CEO Gene Jones could find himself out of job on Friday—but his supporters are starting to hit back at the ombudsman.
In response to ombudsman Fiona Crean’s scathing report on hiring and practices at the Toronto Community Housing Corporation, the organization’s board of directors held a special meeting yesterday. No decisions were reached, however, because the board determined it needed more time to review the 111-page document and adjourned the meeting until Friday.
The report presents a damning indictment of the social housing agency’s hiring and firing practices, details arbitrary raises given to certain executives, and holds higher-ups responsible for an “abject failure of leadership” that fostered a “climate of fear” in the workplace.
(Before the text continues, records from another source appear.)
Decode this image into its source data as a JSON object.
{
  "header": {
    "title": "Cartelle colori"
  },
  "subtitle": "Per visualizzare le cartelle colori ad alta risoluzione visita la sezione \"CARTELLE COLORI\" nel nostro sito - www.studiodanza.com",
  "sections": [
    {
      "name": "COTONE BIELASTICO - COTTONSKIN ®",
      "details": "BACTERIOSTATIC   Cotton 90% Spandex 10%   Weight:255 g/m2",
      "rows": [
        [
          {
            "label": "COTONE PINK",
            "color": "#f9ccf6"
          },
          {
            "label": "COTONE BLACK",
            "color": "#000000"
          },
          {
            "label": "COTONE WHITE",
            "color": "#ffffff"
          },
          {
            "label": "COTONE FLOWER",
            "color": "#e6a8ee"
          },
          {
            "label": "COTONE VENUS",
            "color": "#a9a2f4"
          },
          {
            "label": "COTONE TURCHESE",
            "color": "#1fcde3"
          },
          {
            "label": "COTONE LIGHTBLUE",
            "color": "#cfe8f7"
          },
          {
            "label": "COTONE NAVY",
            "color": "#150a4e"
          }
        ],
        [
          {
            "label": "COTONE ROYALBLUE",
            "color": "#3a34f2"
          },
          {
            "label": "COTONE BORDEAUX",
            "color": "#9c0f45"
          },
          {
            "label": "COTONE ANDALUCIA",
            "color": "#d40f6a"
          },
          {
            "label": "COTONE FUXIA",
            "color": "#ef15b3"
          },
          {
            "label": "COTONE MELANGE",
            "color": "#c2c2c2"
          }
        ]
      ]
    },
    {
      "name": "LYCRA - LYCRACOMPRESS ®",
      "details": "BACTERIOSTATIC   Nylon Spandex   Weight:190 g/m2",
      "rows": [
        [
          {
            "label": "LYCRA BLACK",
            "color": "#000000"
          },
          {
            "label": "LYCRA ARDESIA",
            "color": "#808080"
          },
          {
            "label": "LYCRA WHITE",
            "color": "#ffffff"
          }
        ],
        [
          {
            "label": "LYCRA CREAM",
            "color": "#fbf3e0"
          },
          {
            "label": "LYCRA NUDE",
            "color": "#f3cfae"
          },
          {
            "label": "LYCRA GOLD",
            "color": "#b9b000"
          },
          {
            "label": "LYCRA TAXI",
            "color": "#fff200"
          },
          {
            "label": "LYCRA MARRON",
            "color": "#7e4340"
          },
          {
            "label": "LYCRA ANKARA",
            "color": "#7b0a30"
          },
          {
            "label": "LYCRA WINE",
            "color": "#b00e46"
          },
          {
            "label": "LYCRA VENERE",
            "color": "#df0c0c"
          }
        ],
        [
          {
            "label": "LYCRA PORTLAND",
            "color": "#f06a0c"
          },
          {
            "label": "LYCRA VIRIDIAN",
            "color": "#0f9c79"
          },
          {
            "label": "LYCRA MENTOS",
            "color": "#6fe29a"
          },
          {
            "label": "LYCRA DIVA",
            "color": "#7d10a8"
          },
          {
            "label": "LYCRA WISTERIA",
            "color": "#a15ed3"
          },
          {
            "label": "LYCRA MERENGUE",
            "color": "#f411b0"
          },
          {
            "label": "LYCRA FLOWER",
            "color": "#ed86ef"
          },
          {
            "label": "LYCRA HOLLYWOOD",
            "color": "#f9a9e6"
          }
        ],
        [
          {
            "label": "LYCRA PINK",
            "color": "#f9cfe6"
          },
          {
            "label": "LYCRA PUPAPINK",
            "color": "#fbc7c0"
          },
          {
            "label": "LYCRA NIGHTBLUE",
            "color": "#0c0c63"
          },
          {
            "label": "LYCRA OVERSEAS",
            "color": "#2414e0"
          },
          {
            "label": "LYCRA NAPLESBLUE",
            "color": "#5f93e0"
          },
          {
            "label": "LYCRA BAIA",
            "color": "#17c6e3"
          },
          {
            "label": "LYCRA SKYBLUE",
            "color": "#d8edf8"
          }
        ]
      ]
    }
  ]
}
It finds that CEO Gene Jones made impulsive and arbitrary decisions contrary to established HR policies and procedures—policies and procedures with which he admitted he was not familiar.
It’s possible the board of directors could decide to fire Gene Jones, who’s served as the CEO of TCHC since June 2012, at Friday’s meeting. But there will be some resistance to this option. Councillor and TCHC board member Cesar Palacio (Ward 17, Davenport) told reporters yesterday that Jones has done a “phenomenal” job and added in an April 2 council meeting that “there has been tremendous changes for the better, especially since the new CEO was hired. [Jones] brought transparency, accountability, openness, with that level of passion, integrity that Toronto Community Housing is changing for the better.”
Board member Frances Nunziata (Ward 11, York South-Weston) has also been a strong supporter. After Jones was admonished by the TCHC board in February for not being aware of HR salary protocols, Nunziata said, “He’s done the best job ever for this corporation.” Doug Ford, too, rose to the CEO’s defence yesterday, unwittingly evoking Harvey Dent by saying, “I believe in Gene Jones.” And last night on Joe Warmington’s Newstalk 1010 radio show, Mayor Rob Ford called into question the motivations and overall usefulness of the ombudsman. “I think they’re just trying to kneecap [Gene Jones],” he told the Sun columnist, adding, “I don’t know why we’re paying millions and millions of dollars to all of these accountability officers.”
Ford has tried to discredit accountability officers in the past, and last night suggested consolidating their different responsibilities—which are mandated by the City of Toronto Act—into one office. This could suggest where the debate about the ombudsman’s report might be headed. Regardless of what the TCHC board decides, the ombudsman’s report will head to council in two weeks to be debated at its May meeting. But at that same meeting, council will also discuss whether to re-appoint the ombudsman—which could set up a situation in which council would essentially have to choose between Fiona Crean and Gene Jones.
At City Hall today, Councillor Giorgio Mammoliti (Ward 7, York West) referred to Crean and the two other accountability officers as “goons for the left.” (Mammoliti is himself currently facing multiple ethics controversies, one involving a court battle over campaign finance violations that, if it results in his conviction, could prohibit him from running for re-election.)
Crean told Torontoist that Mammoliti’s comment was unfortunate, saying, “My job is to investigate matters, and that’s what I’ve done.” She added that she does so without any political agenda, and that she investigates individuals of all stripes: “So long as someone is mad at me, I’m probably doing my job.”
Asked how the TCHC scandal compares to others she has seen, Crean responded, “In my 30 years of experience, I have never seen such a flagrant abuse of policy.”